Finally, home, to unbuckle us both, and climb out.  Into the house, and gingerly, I placed her on the dressing table, and let out a sigh of relief.  My husband had to sit down.  What to do now?  There were no more nurses to bring Emily back and forth to me and be at my side for every question, or demonstration.  No one to take Em back and forth in between feedings, and swaddle her.  Panic began to crawl up my arms, into my neck, and I took a deep breath.  I looked down at Emily, and she smiled.  Maybe it was a burp, or gas, or whatever.  But that smile meant the world to me.  If she  after all she’d been through, could look so calm and trusting, then I’d be the same.  I felt she was telling me that we were in this together. 

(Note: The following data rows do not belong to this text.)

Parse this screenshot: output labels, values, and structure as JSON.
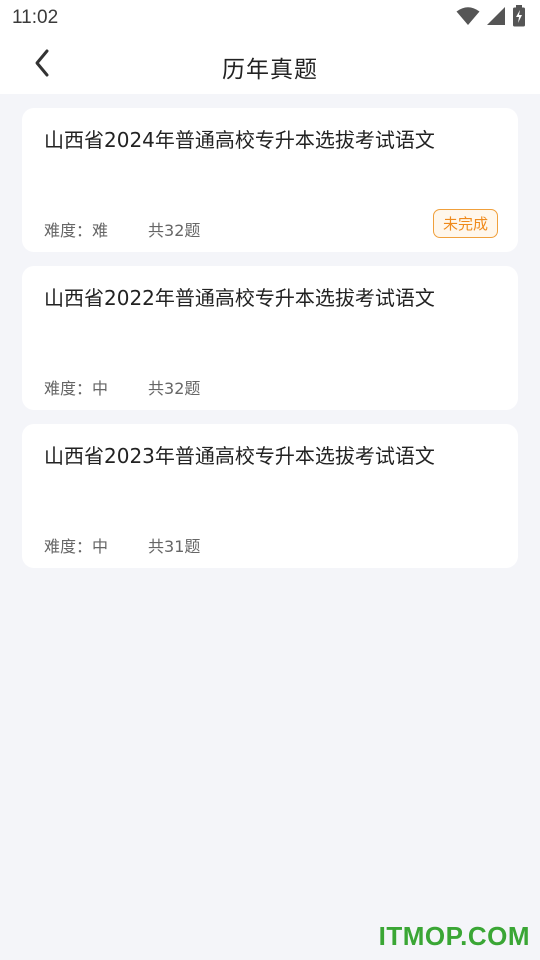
{
  "status_bar": {
    "time": "11:02",
    "icons": [
      "wifi-icon",
      "signal-icon",
      "battery-charging-icon"
    ]
  },
  "header": {
    "back_icon": "chevron-left-icon",
    "title": "历年真题"
  },
  "exams": [
    {
      "title": "山西省2024年普通高校专升本选拔考试语文",
      "difficulty": "难度：难",
      "count": "共32题",
      "status": "未完成"
    },
    {
      "title": "山西省2022年普通高校专升本选拔考试语文",
      "difficulty": "难度：中",
      "count": "共32题",
      "status": ""
    },
    {
      "title": "山西省2023年普通高校专升本选拔考试语文",
      "difficulty": "难度：中",
      "count": "共31题",
      "status": ""
    }
  ],
  "watermark": "ITMOP.COM",
  "colors": {
    "background": "#f4f5f9",
    "badge_accent": "#ef8a1c",
    "watermark": "#3aa635"
  }
}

Our first ever Hudson Valley Baby Guide, coming out this month, is meant to be just that.  A reminder that we’re all in this together.  We’ve made sure to cover some issues a brand new parent will have to consider, like getting the house ready for the baby’s coming home day, how to create a lasting friendship between your pet cat and your new baby, and how to take great photos during that newborn phase; some long term planning like the “529” account, and how to take terrific newborn photos.  We hope for this to be the starting point of how you view us here at the magazine.  Not only as a guide for summer camps and after school activities, but as a place to come to for parenting help, a place to bring your questions.  If we don’t know, we’ll find out.  You can always write to me at editor@excitingread.com and let me know how you’re doing as a new parent, or tell us on facebook. 

It’s about 19 years since that fall afternoon we brought Emily home, and right now, she’s in her second year of college. Her sister, now in 11th grade, is right on her heels.  So, we got this far, and so will you. If there is one thing about parenting I know for sure is that goes so darn fast.  So, in the meantime, enjoy every burp, and every diaper change and every smile they give you.